Theil PK, Lauridsen C, Quesnel H. Neonatal Piglet Survival: Impact of Sow Nutrition Around Parturition On Fetal Glycogen Deposition and Production and Composition of Colostrum and Transient Milk. Animal. 2014;8(7):1021-30. PubMed PMID: 24762853.
* Article titles in AMA citation format should be in sentence-case
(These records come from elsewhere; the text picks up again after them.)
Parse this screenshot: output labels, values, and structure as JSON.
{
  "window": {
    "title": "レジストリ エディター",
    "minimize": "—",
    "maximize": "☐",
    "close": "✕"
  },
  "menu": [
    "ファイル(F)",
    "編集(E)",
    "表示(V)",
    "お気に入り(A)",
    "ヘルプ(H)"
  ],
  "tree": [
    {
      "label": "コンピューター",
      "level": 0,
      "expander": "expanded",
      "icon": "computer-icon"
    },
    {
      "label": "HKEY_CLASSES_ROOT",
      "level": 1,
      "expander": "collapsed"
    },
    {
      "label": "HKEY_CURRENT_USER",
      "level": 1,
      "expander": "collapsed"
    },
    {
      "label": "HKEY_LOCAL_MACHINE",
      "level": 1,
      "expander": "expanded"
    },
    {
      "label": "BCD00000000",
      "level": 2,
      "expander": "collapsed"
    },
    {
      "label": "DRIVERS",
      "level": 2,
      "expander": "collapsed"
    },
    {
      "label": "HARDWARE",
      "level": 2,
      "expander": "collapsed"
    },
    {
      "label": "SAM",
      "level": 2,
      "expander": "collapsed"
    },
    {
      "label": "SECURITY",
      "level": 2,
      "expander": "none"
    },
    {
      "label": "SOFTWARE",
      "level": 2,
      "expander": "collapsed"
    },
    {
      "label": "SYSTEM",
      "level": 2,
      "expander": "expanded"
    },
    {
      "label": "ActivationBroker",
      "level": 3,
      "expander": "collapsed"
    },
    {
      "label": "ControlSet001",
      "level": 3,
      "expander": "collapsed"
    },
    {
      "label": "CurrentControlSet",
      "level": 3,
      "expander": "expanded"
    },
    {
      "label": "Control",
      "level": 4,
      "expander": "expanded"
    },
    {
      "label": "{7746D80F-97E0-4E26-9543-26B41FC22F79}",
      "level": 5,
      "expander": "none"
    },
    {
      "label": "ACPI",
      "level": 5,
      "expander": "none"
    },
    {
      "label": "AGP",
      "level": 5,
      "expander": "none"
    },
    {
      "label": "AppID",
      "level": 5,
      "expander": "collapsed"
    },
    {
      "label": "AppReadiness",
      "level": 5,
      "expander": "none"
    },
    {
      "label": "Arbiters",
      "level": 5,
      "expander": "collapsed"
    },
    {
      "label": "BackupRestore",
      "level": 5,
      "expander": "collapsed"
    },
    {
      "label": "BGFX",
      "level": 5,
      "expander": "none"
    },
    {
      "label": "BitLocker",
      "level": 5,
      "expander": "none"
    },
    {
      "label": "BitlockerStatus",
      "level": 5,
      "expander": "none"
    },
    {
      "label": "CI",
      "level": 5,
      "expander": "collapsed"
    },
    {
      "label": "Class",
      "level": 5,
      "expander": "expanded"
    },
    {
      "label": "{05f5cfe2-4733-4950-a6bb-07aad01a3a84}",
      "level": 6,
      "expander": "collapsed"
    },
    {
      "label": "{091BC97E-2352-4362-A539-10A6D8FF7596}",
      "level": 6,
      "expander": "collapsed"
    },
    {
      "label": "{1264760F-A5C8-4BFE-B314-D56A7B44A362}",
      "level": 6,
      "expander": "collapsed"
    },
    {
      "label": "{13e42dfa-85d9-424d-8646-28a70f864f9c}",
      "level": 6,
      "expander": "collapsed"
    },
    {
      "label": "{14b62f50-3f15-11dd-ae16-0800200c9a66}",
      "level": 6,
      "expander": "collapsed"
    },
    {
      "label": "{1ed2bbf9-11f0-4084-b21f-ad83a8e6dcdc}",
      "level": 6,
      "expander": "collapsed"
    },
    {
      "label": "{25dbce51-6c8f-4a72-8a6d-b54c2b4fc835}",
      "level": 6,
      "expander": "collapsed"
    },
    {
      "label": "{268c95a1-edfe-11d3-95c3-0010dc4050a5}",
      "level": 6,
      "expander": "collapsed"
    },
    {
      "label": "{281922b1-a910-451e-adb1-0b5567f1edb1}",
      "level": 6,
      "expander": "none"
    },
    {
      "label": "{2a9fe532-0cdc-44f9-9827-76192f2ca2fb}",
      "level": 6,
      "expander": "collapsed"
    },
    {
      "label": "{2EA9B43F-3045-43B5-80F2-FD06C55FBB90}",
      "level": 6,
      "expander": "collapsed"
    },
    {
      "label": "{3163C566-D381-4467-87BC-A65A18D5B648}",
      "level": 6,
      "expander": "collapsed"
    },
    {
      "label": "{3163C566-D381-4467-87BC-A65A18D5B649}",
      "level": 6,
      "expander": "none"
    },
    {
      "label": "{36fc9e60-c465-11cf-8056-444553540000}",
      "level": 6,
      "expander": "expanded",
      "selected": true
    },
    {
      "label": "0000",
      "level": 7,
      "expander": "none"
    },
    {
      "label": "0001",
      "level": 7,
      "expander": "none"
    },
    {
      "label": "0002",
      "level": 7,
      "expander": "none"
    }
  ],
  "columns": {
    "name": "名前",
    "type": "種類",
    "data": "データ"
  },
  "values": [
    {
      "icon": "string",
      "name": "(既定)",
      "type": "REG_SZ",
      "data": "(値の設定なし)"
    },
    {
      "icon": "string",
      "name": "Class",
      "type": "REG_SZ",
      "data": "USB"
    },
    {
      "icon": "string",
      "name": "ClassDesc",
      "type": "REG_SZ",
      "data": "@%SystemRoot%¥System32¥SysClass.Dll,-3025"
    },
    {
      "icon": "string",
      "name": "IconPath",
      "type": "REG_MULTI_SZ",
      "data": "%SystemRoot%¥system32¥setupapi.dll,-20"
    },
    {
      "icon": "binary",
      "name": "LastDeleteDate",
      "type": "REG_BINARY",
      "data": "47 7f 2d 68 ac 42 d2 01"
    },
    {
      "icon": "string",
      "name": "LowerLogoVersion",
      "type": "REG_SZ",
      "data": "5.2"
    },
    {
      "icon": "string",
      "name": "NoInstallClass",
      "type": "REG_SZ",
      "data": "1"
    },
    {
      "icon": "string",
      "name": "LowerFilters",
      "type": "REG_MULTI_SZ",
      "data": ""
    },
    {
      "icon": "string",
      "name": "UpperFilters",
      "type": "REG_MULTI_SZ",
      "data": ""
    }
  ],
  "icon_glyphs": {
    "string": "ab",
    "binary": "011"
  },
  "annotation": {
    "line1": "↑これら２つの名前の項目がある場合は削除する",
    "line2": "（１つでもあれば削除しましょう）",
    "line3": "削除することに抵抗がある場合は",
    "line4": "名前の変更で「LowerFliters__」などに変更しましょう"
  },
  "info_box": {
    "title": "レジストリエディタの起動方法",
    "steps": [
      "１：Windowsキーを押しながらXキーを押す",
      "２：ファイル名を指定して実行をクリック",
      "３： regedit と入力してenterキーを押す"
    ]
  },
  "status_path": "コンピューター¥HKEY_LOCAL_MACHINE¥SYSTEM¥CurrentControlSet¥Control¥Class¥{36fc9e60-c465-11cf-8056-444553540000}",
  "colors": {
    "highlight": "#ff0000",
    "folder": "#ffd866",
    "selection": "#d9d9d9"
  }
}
TY - JOUR T1 - Neonatal piglet survival: impact of sow nutrition around parturition on fetal glycogen deposition and production and composition of colostrum and transient milk. AU - Theil,P K, AU - Lauridsen,C, AU - Quesnel,H, Y1 - 2014/04/25/ PY - 2014/4/26/entrez PY - 2014/4/26/pubmed PY - 2016/3/24/medline SP - 1021 EP - 30 JF - Animal : an international journal of animal bioscience JO - Animal VL - 8 IS - 7 N2 - Piglet survival is a major problem, especially during the first 3 days after birth. Piglets are born deficient of energy, but at the same time they have a very high energy requirement because of high physical activity, high need for thermoregulation (because of their lean body with low insulation) and high heat production in muscle tissues. To be able to survive, newborn piglets may rely upon three different sources of energy, namely, glycogen, colostrum and transient milk, which orchestrate to cover their energy requirements. Piglets are born with limited amounts of energy in glycogen depots in the liver and muscle tissues and these depots are sufficient for normal activity for ∼16 h. Intake and oxidation of fat and lactose from colostrum must supply sufficient amount of energy to cover at least another 18 h until transient milk becomes available in the sow udder ∼34 h after the first piglet is born. Selection for large litters during the last two decades has challenged piglets even further during the critical neonatal phase because the selection programs indirectly decreased birth weight of piglets and because increased litter size has increased the competition between littermates. Different attempts have been made to increase the short-term survival of piglets, that is, survival until day 3 of lactation, by focusing on improving transfer of vital maternal energy to the offspring, either in utero or via mammary secretions. Thus, the present review addresses how sow nutrition in late gestation may favor survival of newborn piglets by increasing glycogen depots, improving colostrum yield or colostrum composition, or by increasing production of transient milk. SN - 1751-732X UR - https://www.unboundmedicine.com/medline/citation/24762853/Neonatal_piglet_survival:_impact_of_sow_nutrition_around_parturition_on_fetal_glycogen_deposition_and_production_and_composition_of_colostrum_and_transient_milk_ L2 - https://www.cambridge.org/core/product/identifier/S1751731114000950/type/journal_article DB - PRIME DP - Unbound Medicine ER -